Though not on this week's ballot, in the spring, voters in Knox County, Tennessee will decide whether Glenn Jacobs, known for the past 20 years to fans of fake fighting as the Devil's Favorite Demon himself Kane, will become their next mayor; in honor of that fact, we'll be taking a look at his December 10, 2000, Last Man Standing match versus a man whose name has been on the lips and fingertips of wrestling enthusiasts worldwide this week, Chris Jericho.
Requiem for 2000 WWF
Before getting into the specifics of this feud, this match, and this event, let's take a moment to appreciate the quality of the World Wrestling Federation's physical competition at the dawn of the new millennium.
It's a year whose pay-per-view action is sandwiched between the January's Royal Rumble (whose WWF Championship Street Fight and Tag Team Tables Match are surefire future entries for this feature) and December's Armageddon, the home of today's match as well as the six man Hell in a Cell Match for the WWF's top prize.
As discussed in our last feature on WCW's eight-minute parade of juvenile humour and ill-prepared props, the year 2000 found the McMahon family all but completing their rout of their southern rivals largely due to the quality of the wrestling itself.
Fortunes began to swing in 1998 with the ascension of Steve Austin to the company's marquee performer, and Austin's continued defiance of his evil boss throughout 1999 just widened the growing gap between the competing companies' ownership of professional wrestling on cable television.
In November of 1999, however, the unthinkable happened: in storyline, Austin was run down by a renegade driver in the garage of the Joe Louis Arena in Detroit, Michigan. But, in reality, Austin was finally taking time off to heal a litany of injuries accrued over his rise to the top of the World Wrestling Federation, primarily lingering issues from an errant Owen Hart piledriver breaking Austin's neck in August of 1997.
For two and a half years, the World Wrestling Federation was synonymous with Stone Cold Steve Austin but, for the first time since his debut, the Rattlesnake could not carry the company's television programming.
The Undertaker, meanwhile, tore his pectoral muscle in late 1999, forcing him to stay home for the longest stretch of time since his seven-month 1994 hiatus, from the 1994 Royal Rumble until that year's SummerSlam contest against his evil doppelganger.
It was a power vacuum at the top not unlike the early-to-mid-1990s, when heroes like Hulk Hogan, Randy Savage, Scott Hall, and Kevin Nash departed Stamford for the grander guaranteed paychecks offered by Eric Bischoff.

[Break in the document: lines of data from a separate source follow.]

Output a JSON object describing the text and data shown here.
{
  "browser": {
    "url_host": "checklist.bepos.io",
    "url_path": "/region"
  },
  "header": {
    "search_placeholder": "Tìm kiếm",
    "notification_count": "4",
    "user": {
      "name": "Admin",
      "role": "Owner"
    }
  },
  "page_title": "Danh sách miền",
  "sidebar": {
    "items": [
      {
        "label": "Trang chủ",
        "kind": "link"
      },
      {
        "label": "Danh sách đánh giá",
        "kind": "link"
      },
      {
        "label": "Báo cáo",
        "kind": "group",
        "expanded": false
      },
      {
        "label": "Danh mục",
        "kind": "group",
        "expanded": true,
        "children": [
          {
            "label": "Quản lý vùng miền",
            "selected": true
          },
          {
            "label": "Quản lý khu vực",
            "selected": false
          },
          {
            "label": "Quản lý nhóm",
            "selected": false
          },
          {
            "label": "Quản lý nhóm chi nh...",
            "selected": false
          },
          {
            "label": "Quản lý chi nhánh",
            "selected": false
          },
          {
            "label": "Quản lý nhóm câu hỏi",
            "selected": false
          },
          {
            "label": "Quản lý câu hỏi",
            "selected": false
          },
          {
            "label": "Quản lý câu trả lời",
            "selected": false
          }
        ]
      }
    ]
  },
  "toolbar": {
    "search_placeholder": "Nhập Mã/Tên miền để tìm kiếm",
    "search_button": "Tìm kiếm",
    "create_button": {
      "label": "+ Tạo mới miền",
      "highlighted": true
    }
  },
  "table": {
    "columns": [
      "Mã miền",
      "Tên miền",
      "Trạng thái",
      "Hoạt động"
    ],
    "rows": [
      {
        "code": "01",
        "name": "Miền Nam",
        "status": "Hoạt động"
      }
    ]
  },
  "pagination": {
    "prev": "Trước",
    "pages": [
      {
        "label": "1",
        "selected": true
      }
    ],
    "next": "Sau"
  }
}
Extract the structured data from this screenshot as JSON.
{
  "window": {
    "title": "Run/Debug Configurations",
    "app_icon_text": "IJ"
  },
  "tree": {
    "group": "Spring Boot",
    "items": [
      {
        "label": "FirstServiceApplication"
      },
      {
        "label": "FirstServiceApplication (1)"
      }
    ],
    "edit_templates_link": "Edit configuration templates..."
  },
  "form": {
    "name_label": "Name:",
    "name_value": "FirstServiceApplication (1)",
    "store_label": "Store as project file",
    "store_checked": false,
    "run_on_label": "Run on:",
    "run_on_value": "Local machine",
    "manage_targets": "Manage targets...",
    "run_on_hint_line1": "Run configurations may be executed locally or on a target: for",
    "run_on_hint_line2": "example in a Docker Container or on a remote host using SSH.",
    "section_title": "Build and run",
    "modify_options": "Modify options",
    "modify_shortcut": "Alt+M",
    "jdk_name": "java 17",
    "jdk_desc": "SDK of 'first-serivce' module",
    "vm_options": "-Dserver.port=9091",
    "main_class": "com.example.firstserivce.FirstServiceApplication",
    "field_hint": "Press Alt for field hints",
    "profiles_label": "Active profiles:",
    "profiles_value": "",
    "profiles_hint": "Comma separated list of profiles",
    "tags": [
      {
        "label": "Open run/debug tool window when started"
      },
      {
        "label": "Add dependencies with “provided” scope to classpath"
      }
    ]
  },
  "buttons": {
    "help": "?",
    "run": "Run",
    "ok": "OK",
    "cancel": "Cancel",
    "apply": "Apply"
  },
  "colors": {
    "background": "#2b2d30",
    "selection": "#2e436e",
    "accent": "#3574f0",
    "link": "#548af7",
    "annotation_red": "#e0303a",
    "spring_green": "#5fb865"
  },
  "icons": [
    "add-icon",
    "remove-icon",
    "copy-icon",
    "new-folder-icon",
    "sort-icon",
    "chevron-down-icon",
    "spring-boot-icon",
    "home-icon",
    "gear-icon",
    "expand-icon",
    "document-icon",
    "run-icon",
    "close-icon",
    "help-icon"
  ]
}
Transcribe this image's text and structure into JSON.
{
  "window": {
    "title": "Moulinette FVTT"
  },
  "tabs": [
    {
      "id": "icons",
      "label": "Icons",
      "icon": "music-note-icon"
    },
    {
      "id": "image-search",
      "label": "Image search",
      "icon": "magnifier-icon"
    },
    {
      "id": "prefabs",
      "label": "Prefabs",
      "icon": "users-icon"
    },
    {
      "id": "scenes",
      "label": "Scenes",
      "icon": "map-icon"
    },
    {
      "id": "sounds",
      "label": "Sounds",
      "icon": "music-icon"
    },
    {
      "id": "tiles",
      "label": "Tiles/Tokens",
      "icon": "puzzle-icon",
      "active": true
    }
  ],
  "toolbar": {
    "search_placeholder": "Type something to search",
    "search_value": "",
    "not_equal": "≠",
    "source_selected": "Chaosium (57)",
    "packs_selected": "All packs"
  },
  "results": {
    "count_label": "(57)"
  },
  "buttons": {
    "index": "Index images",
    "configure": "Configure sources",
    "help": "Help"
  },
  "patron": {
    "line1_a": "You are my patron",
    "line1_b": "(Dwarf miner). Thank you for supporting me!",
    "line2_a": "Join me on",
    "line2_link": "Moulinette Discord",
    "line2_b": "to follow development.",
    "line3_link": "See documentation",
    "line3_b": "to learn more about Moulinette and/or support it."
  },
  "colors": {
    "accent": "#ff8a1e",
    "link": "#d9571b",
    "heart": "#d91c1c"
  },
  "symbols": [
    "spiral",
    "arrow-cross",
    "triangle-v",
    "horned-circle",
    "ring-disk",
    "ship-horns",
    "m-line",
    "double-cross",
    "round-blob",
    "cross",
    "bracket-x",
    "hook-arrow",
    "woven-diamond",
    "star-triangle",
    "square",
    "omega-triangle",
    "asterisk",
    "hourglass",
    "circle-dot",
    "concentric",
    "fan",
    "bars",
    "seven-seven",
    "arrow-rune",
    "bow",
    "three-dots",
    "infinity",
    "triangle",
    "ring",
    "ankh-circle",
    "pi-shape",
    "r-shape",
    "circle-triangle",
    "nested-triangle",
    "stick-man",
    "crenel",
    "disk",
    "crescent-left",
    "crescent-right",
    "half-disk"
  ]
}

That era promised a "New Generation" of superstars to fill the void, but the company delivered little on that promised; the year 2000, however, more than made up for their missing main eventers with younger talent ready to innovate at all costs. Triple H cemented his main event status early and often, while younger talent like Matt and Jeff Hardy, Edge, Christian, and a bevvy of WCW refugees redefined the mid- and undercard.